[Entries from a dataset of interfaces]
──────
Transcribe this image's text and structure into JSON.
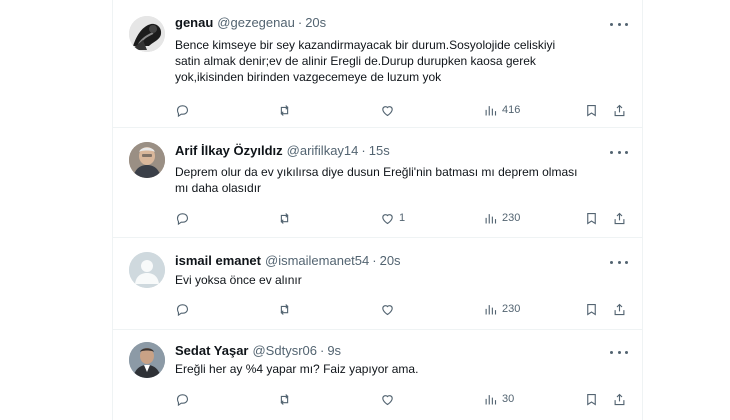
{
  "tweets": [
    {
      "name": "genau",
      "handle": "@gezegenau",
      "sep": "·",
      "time": "20s",
      "lines": [
        "Bence kimseye bir sey kazandirmayacak bir durum.Sosyolojide celiskiyi",
        "satin almak denir;ev de alinir Eregli de.Durup durupken kaosa gerek",
        "yok,ikisinden birinden vazgecemeye de luzum yok"
      ],
      "likes": "",
      "views": "416",
      "avatar": "bw-photo"
    },
    {
      "name": "Arif İlkay Özyıldız",
      "handle": "@arifilkay14",
      "sep": "·",
      "time": "15s",
      "lines": [
        "Deprem olur da ev yıkılırsa diye dusun Ereğli'nin batması mı deprem olması",
        "mı daha olasıdır"
      ],
      "likes": "1",
      "views": "230",
      "avatar": "person-photo"
    },
    {
      "name": "ismail emanet",
      "handle": "@ismailemanet54",
      "sep": "·",
      "time": "20s",
      "lines": [
        "Evi yoksa önce ev alınır"
      ],
      "likes": "",
      "views": "230",
      "avatar": "default-avatar"
    },
    {
      "name": "Sedat Yaşar",
      "handle": "@Sdtysr06",
      "sep": "·",
      "time": "9s",
      "lines": [
        "Ereğli her ay %4 yapar mı? Faiz yapıyor ama."
      ],
      "likes": "",
      "views": "30",
      "avatar": "person-photo"
    }
  ],
  "icons": {
    "reply": "reply-icon",
    "retweet": "retweet-icon",
    "like": "heart-icon",
    "views": "views-icon",
    "bookmark": "bookmark-icon",
    "share": "share-icon",
    "more": "more-icon"
  },
  "colors": {
    "text": "#0f1419",
    "muted": "#536471",
    "border": "#eff3f4",
    "default_avatar_bg": "#cfd9de"
  }
}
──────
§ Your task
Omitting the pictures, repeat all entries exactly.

§ Task answer
Transcribe this image's text and structure into JSON.
{
  "tweets": [
    {
      "name": "genau",
      "handle": "@gezegenau",
      "sep": "·",
      "time": "20s",
      "lines": [
        "Bence kimseye bir sey kazandirmayacak bir durum.Sosyolojide celiskiyi",
        "satin almak denir;ev de alinir Eregli de.Durup durupken kaosa gerek",
        "yok,ikisinden birinden vazgecemeye de luzum yok"
      ],
      "likes": "",
      "views": "416",
      "avatar": "bw-photo"
    },
    {
      "name": "Arif İlkay Özyıldız",
      "handle": "@arifilkay14",
      "sep": "·",
      "time": "15s",
      "lines": [
        "Deprem olur da ev yıkılırsa diye dusun Ereğli'nin batması mı deprem olması",
        "mı daha olasıdır"
      ],
      "likes": "1",
      "views": "230",
      "avatar": "person-photo"
    },
    {
      "name": "ismail emanet",
      "handle": "@ismailemanet54",
      "sep": "·",
      "time": "20s",
      "lines": [
        "Evi yoksa önce ev alınır"
      ],
      "likes": "",
      "views": "230",
      "avatar": "default-avatar"
    },
    {
      "name": "Sedat Yaşar",
      "handle": "@Sdtysr06",
      "sep": "·",
      "time": "9s",
      "lines": [
        "Ereğli her ay %4 yapar mı? Faiz yapıyor ama."
      ],
      "likes": "",
      "views": "30",
      "avatar": "person-photo"
    }
  ],
  "icons": {
    "reply": "reply-icon",
    "retweet": "retweet-icon",
    "like": "heart-icon",
    "views": "views-icon",
    "bookmark": "bookmark-icon",
    "share": "share-icon",
    "more": "more-icon"
  },
  "colors": {
    "text": "#0f1419",
    "muted": "#536471",
    "border": "#eff3f4",
    "default_avatar_bg": "#cfd9de"
  }
}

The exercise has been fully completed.